Design thinking is not just a design endeavor. This is a method in which various stakeholders and users are partners in cooperation, even without being designers.

Empathy is the northern star, which is the focus of all the designer’s efforts. Countless tools and strategies can be used in the process of designing thinking, and these steps are not strictly sequential. They are flexible, repeatable and cyclical.  

Step #1. Empathy. What does it feel like to be in the skin of a user?

To identify the right problems, practicing designers should think about the people they are trying to help. UX designers will find that a number of familiar exercises are possible at this stage:

Field research. Observe how users interact with products in a natural environment and focus on it

The user’s persona. Create personas for fictional users to summarize research results (for example, field research). Persona helps UX designers focus on core users.

User interaction maps. Visualize the journey of the average statistical user, pass through his experience and outline the goals that should be achieved at each stage.

The understanding of users is not once and for all certain. This is an ever-changing problem that affects solutions, large and small, in the design process.

Step #2. Identification of problems

After feeling empathy, practicing designers should clearly identify the problems that users face. This process includes: identifying potential obstacles, interpreting user actions, and planning logistical details.

The task statements should be specific and user-oriented. Design thinking is lost when business goals obscure the needs of users in problem formulations.

Step #3. Turn on your imagination and brainstorm

From defining problems, design thinking moves on to their implementation. There are many exercises: brainstorming, sketching thoughts and much more. The goal is to capture thoughts visually and quickly. Primitive tools will be enough to solve this problem. And remember, ideation and refinement cannot happen at the same time.

Step #4. Creating a prototype

Prototypes are a great way to build on the effort of creating ideas, but they don’t have to be carefully rendered. They can consist of sketches, interactive flowcharts or paper models. Prototypes help designers evaluate feasibility as early as possible without wasting time and money.

Today there are many collaborative design programs with advanced prototyping capabilities, including animation. They can also force designers to spend time finalizing concepts that will never appear at the finish line. When creating a prototype, it is important to fix ideas in order to then choose the best ones at the testing stage.

If you want to study this issue more deeply, we bring to your attention the publication: Prototyping is the basis of professional web development.

Step #5. Conduct testing

At the final design stage, users are invited to participate in moderated testing. During the entire testing time, users give feedback while interacting with the product. The design team then decides which problems have been solved and which improvements should be made.

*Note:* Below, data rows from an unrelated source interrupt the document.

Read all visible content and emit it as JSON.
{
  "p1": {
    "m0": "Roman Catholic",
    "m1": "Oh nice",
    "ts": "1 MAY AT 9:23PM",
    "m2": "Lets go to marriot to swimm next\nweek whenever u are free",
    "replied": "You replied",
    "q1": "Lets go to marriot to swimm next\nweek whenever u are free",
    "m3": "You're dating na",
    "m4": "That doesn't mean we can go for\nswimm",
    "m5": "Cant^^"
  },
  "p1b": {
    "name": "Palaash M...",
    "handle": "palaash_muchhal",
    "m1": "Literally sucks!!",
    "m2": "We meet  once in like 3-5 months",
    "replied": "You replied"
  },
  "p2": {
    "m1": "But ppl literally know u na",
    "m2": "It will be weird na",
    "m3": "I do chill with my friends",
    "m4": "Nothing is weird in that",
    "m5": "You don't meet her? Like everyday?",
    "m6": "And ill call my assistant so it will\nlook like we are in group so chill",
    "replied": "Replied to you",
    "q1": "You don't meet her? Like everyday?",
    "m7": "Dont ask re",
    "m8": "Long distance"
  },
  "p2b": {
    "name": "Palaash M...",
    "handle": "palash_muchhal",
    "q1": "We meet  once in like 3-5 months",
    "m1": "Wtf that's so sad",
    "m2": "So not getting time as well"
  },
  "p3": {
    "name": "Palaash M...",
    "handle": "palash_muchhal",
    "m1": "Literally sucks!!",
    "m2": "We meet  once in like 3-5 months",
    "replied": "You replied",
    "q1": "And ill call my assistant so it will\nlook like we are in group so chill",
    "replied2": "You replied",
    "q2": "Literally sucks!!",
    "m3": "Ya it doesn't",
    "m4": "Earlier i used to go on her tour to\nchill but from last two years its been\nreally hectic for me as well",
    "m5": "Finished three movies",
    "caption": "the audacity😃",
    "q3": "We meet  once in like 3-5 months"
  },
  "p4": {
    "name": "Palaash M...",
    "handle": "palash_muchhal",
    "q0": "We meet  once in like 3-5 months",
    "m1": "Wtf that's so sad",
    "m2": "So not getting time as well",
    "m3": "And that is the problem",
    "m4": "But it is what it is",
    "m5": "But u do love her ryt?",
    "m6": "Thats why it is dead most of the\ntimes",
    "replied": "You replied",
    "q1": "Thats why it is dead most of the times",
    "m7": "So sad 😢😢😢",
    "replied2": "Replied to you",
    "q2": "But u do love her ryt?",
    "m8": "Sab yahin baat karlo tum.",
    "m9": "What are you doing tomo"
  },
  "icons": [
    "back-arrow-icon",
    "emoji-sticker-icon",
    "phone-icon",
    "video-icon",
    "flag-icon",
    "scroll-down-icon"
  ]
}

Testing is a reality check for many designers. At this stage, UX problems are identified, and here the only question is how much feedback you need to get in order to identify problems with the functioning of the product.

UX and design thinking go hand in hand

The design is often confused with the final product. Design is not a website, sofa or smartphone. This equation is incorrect. The design is not an artifact. UX design is a systematic approach to problem solving.

Design thinking is one of the ways to solve user problems. This is an iterative process in which ideas breathe life based on the needs, thoughts and behavior of real users. If there is no collaboration between designers and users, this is not design thinking.

Multiple design methods are an advantage. But there is no single approach to solve all the problems. There is no universal method that works the same for every designer, team, or company. No single process reveals the needs of all users.

Design thinking is a method, not magic, but its user-centricity creates a combination of design and UX.

Project thinking is especially useful when solving acute design problems that do not correspond to traditional ideas of right and wrong. UX and Design Thinking are user-centric approaches to design, and both aim to create a delightful user experience.